Experts are divided in their opinions regarding the use of carbon fiber in auto manufacture. Critics say that the material is too costly when compared to aluminum and high-strength steel. They also observe that most body shops won’t know how to repair or replace the new materials.
On the other side of the debate, proponents of carbon fiber hail it as a ‘paradigm shift’ that will change the way cars are engineered. They argue that most repairs will be very simple, and that body shops will be able to repair or replace components with relative ease. The BMW 13 even has markings showing where the carbon fiber components should be cut away when replacements are needed.
As for the safety benefits of carbon fiber combined with adhesives, engineers are impressed. The new BMW i3 has a life module consisting of 90% carbon fiber and is constructed from nine molded parts. It has performed very well in crash tests in the EU, and US results are expected to be as favorable.
The use of adhesives to bond the body to its aluminum frame raised eyebrows, but this choice was vindicated by fruitless attempts to rip the body from the frame. Munro and Associates, whose company disassembled a BMW i3 RX down to the ball bearings (and is regularly contracted to do these teardowns for the industry), was blown away by the car’s engineering and implications. Ultimately, a vibrational cutter had to be used to slice through the epoxy and the whole process took a week.
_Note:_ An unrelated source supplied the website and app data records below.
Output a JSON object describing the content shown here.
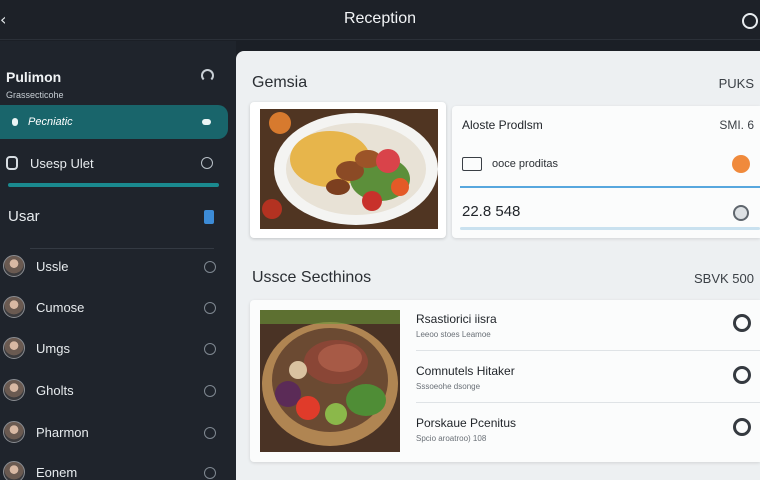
{
  "header": {
    "title": "Reception",
    "back_icon": "chevron-left-icon",
    "right_icon": "circle-icon"
  },
  "sidebar": {
    "title": "Pulimon",
    "subtitle": "Grassecticohe",
    "active_item": "Pecniatic",
    "user_row": "Usesp Ulet",
    "section": "Usar",
    "list": [
      {
        "label": "Ussle"
      },
      {
        "label": "Cumose"
      },
      {
        "label": "Umgs"
      },
      {
        "label": "Gholts"
      },
      {
        "label": "Pharmon"
      },
      {
        "label": "Eonem"
      }
    ]
  },
  "main": {
    "title": "Gemsia",
    "title_right": "PUKS",
    "panel1": {
      "heading": "Aloste Prodlsm",
      "heading_value": "SMI. 6",
      "row_label": "ooce proditas",
      "number": "22.8 548",
      "accent_color": "#f08a3c",
      "line_color": "#57a7de"
    },
    "section2": {
      "title": "Ussce Secthinos",
      "right": "SBVK 500",
      "rows": [
        {
          "title": "Rsastiorici iisra",
          "sub": "Leeoo stoes Leamoe"
        },
        {
          "title": "Comnutels Hitaker",
          "sub": "Sssoeohe dsonge"
        },
        {
          "title": "Porskaue Pcenitus",
          "sub": "Spcio aroatroo) 108"
        }
      ]
    }
  },
  "colors": {
    "sidebar_active": "#19656b",
    "teal_progress": "#1a8a8f",
    "content_bg": "#edf0f2"
  }
}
Munro senior associate Mark Ellis says that he will trust epoxy over spot welds from now on. Adhesives are also used to bond overlapping carbon fiber panels to the aluminum floor pan, eliminating galvanic corrosion and reducing noise.
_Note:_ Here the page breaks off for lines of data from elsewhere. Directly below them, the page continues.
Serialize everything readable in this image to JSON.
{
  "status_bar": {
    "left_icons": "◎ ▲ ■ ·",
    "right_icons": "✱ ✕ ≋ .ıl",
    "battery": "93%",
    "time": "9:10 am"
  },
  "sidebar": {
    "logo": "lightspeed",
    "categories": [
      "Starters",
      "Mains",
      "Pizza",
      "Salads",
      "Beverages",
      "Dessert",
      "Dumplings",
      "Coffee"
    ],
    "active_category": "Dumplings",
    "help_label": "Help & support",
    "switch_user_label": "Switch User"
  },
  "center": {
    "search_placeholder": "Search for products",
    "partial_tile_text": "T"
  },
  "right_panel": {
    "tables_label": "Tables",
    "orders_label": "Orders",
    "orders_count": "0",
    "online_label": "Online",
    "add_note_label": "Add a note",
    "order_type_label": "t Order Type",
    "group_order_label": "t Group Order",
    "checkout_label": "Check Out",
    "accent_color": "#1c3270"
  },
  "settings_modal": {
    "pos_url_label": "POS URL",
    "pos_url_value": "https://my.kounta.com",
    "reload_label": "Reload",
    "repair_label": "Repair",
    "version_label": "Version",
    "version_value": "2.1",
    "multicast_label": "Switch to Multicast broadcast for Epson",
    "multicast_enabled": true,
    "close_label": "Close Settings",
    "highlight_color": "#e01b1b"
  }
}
However, the concerns regarding the cost of carbon fiber are warranted, and may limit or delay the widespread adoption of this material in vehicle manufacturing.